◆ EXERCISE DESCRIPTION ◆
Go through the records and set each one down exactly, skipping any picture.

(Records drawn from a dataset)
*** Begin section ***

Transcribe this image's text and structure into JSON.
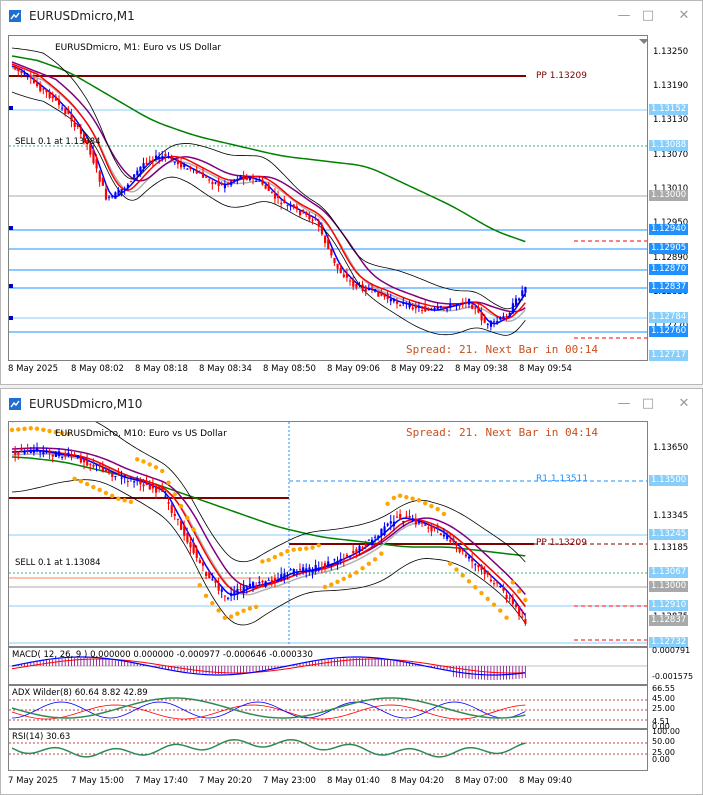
{
  "colors": {
    "accent": "#0000ff",
    "pp": "#800000",
    "spread": "#c8501e",
    "r1": "#1e90ff",
    "ma_green": "#008000",
    "ma_red": "#ff0000",
    "ma_purple": "#800080",
    "bb": "#000000",
    "psar": "#ffa500"
  },
  "window1": {
    "title": "EURUSDmicro,M1",
    "chart_header": "EURUSDmicro, M1:  Euro vs US Dollar",
    "pp_label": "PP 1.13209",
    "sell_label": "SELL 0.1 at 1.13084",
    "spread_text": "Spread: 21. Next Bar in 00:14",
    "y_ticks": [
      "1.13250",
      "1.13190",
      "1.13130",
      "1.13070",
      "1.13010",
      "1.12950",
      "1.12890",
      "1.12830",
      "1.12770"
    ],
    "price_tags": [
      {
        "text": "1.13152",
        "bg": "#87cefa",
        "fg": "#ffffff"
      },
      {
        "text": "1.13088",
        "bg": "#87cefa",
        "fg": "#ffffff"
      },
      {
        "text": "1.13000",
        "bg": "#a9a9a9",
        "fg": "#ffffff"
      },
      {
        "text": "1.12940",
        "bg": "#1e90ff",
        "fg": "#ffffff"
      },
      {
        "text": "1.12905",
        "bg": "#1e90ff",
        "fg": "#ffffff"
      },
      {
        "text": "1.12870",
        "bg": "#1e90ff",
        "fg": "#ffffff"
      },
      {
        "text": "1.12837",
        "bg": "#1e90ff",
        "fg": "#ffffff"
      },
      {
        "text": "1.12784",
        "bg": "#87cefa",
        "fg": "#ffffff"
      },
      {
        "text": "1.12760",
        "bg": "#1e90ff",
        "fg": "#ffffff"
      },
      {
        "text": "1.12717",
        "bg": "#87cefa",
        "fg": "#ffffff"
      }
    ],
    "x_ticks": [
      "8 May 2025",
      "8 May 08:02",
      "8 May 08:18",
      "8 May 08:34",
      "8 May 08:50",
      "8 May 09:06",
      "8 May 09:22",
      "8 May 09:38",
      "8 May 09:54"
    ]
  },
  "window2": {
    "title": "EURUSDmicro,M10",
    "chart_header": "EURUSDmicro, M10:  Euro vs US Dollar",
    "spread_text": "Spread: 21. Next Bar in 04:14",
    "r1_label": "R1 1.13511",
    "pp_label": "PP 1.13209",
    "sell_label": "SELL 0.1 at 1.13084",
    "y_ticks": [
      "1.13650",
      "1.13345",
      "1.13185",
      "1.12875"
    ],
    "price_tags": [
      {
        "text": "1.13500",
        "bg": "#87cefa",
        "fg": "#ffffff"
      },
      {
        "text": "1.13245",
        "bg": "#87cefa",
        "fg": "#ffffff"
      },
      {
        "text": "1.13067",
        "bg": "#87cefa",
        "fg": "#ffffff"
      },
      {
        "text": "1.13000",
        "bg": "#a9a9a9",
        "fg": "#ffffff"
      },
      {
        "text": "1.12910",
        "bg": "#87cefa",
        "fg": "#ffffff"
      },
      {
        "text": "1.12837",
        "bg": "#a9a9a9",
        "fg": "#ffffff"
      },
      {
        "text": "1.12732",
        "bg": "#87cefa",
        "fg": "#ffffff"
      }
    ],
    "macd_label": "MACD( 12, 26, 9 ) 0.000000 0.000000 -0.000977 -0.000646 -0.000330",
    "macd_ticks": [
      "0.000791",
      "-0.001575"
    ],
    "adx_label": "ADX Wilder(8) 60.64 8.82 42.89",
    "adx_ticks": [
      "66.55",
      "45.00",
      "25.00",
      "4.51",
      "0.00"
    ],
    "rsi_label": "RSI(14) 30.63",
    "rsi_ticks": [
      "100.00",
      "50.00",
      "25.00",
      "0.00"
    ],
    "x_ticks": [
      "7 May 2025",
      "7 May 15:00",
      "7 May 17:40",
      "7 May 20:20",
      "7 May 23:00",
      "8 May 01:40",
      "8 May 04:20",
      "8 May 07:00",
      "8 May 09:40"
    ]
  }
}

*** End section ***

◆ SOLVED PROBLEM ◆
Transcribe this image's text and structure into JSON.
{
  "colors": {
    "accent": "#0000ff",
    "pp": "#800000",
    "spread": "#c8501e",
    "r1": "#1e90ff",
    "ma_green": "#008000",
    "ma_red": "#ff0000",
    "ma_purple": "#800080",
    "bb": "#000000",
    "psar": "#ffa500"
  },
  "window1": {
    "title": "EURUSDmicro,M1",
    "chart_header": "EURUSDmicro, M1:  Euro vs US Dollar",
    "pp_label": "PP 1.13209",
    "sell_label": "SELL 0.1 at 1.13084",
    "spread_text": "Spread: 21. Next Bar in 00:14",
    "y_ticks": [
      "1.13250",
      "1.13190",
      "1.13130",
      "1.13070",
      "1.13010",
      "1.12950",
      "1.12890",
      "1.12830",
      "1.12770"
    ],
    "price_tags": [
      {
        "text": "1.13152",
        "bg": "#87cefa",
        "fg": "#ffffff"
      },
      {
        "text": "1.13088",
        "bg": "#87cefa",
        "fg": "#ffffff"
      },
      {
        "text": "1.13000",
        "bg": "#a9a9a9",
        "fg": "#ffffff"
      },
      {
        "text": "1.12940",
        "bg": "#1e90ff",
        "fg": "#ffffff"
      },
      {
        "text": "1.12905",
        "bg": "#1e90ff",
        "fg": "#ffffff"
      },
      {
        "text": "1.12870",
        "bg": "#1e90ff",
        "fg": "#ffffff"
      },
      {
        "text": "1.12837",
        "bg": "#1e90ff",
        "fg": "#ffffff"
      },
      {
        "text": "1.12784",
        "bg": "#87cefa",
        "fg": "#ffffff"
      },
      {
        "text": "1.12760",
        "bg": "#1e90ff",
        "fg": "#ffffff"
      },
      {
        "text": "1.12717",
        "bg": "#87cefa",
        "fg": "#ffffff"
      }
    ],
    "x_ticks": [
      "8 May 2025",
      "8 May 08:02",
      "8 May 08:18",
      "8 May 08:34",
      "8 May 08:50",
      "8 May 09:06",
      "8 May 09:22",
      "8 May 09:38",
      "8 May 09:54"
    ]
  },
  "window2": {
    "title": "EURUSDmicro,M10",
    "chart_header": "EURUSDmicro, M10:  Euro vs US Dollar",
    "spread_text": "Spread: 21. Next Bar in 04:14",
    "r1_label": "R1 1.13511",
    "pp_label": "PP 1.13209",
    "sell_label": "SELL 0.1 at 1.13084",
    "y_ticks": [
      "1.13650",
      "1.13345",
      "1.13185",
      "1.12875"
    ],
    "price_tags": [
      {
        "text": "1.13500",
        "bg": "#87cefa",
        "fg": "#ffffff"
      },
      {
        "text": "1.13245",
        "bg": "#87cefa",
        "fg": "#ffffff"
      },
      {
        "text": "1.13067",
        "bg": "#87cefa",
        "fg": "#ffffff"
      },
      {
        "text": "1.13000",
        "bg": "#a9a9a9",
        "fg": "#ffffff"
      },
      {
        "text": "1.12910",
        "bg": "#87cefa",
        "fg": "#ffffff"
      },
      {
        "text": "1.12837",
        "bg": "#a9a9a9",
        "fg": "#ffffff"
      },
      {
        "text": "1.12732",
        "bg": "#87cefa",
        "fg": "#ffffff"
      }
    ],
    "macd_label": "MACD( 12, 26, 9 ) 0.000000 0.000000 -0.000977 -0.000646 -0.000330",
    "macd_ticks": [
      "0.000791",
      "-0.001575"
    ],
    "adx_label": "ADX Wilder(8) 60.64 8.82 42.89",
    "adx_ticks": [
      "66.55",
      "45.00",
      "25.00",
      "4.51",
      "0.00"
    ],
    "rsi_label": "RSI(14) 30.63",
    "rsi_ticks": [
      "100.00",
      "50.00",
      "25.00",
      "0.00"
    ],
    "x_ticks": [
      "7 May 2025",
      "7 May 15:00",
      "7 May 17:40",
      "7 May 20:20",
      "7 May 23:00",
      "8 May 01:40",
      "8 May 04:20",
      "8 May 07:00",
      "8 May 09:40"
    ]
  }
}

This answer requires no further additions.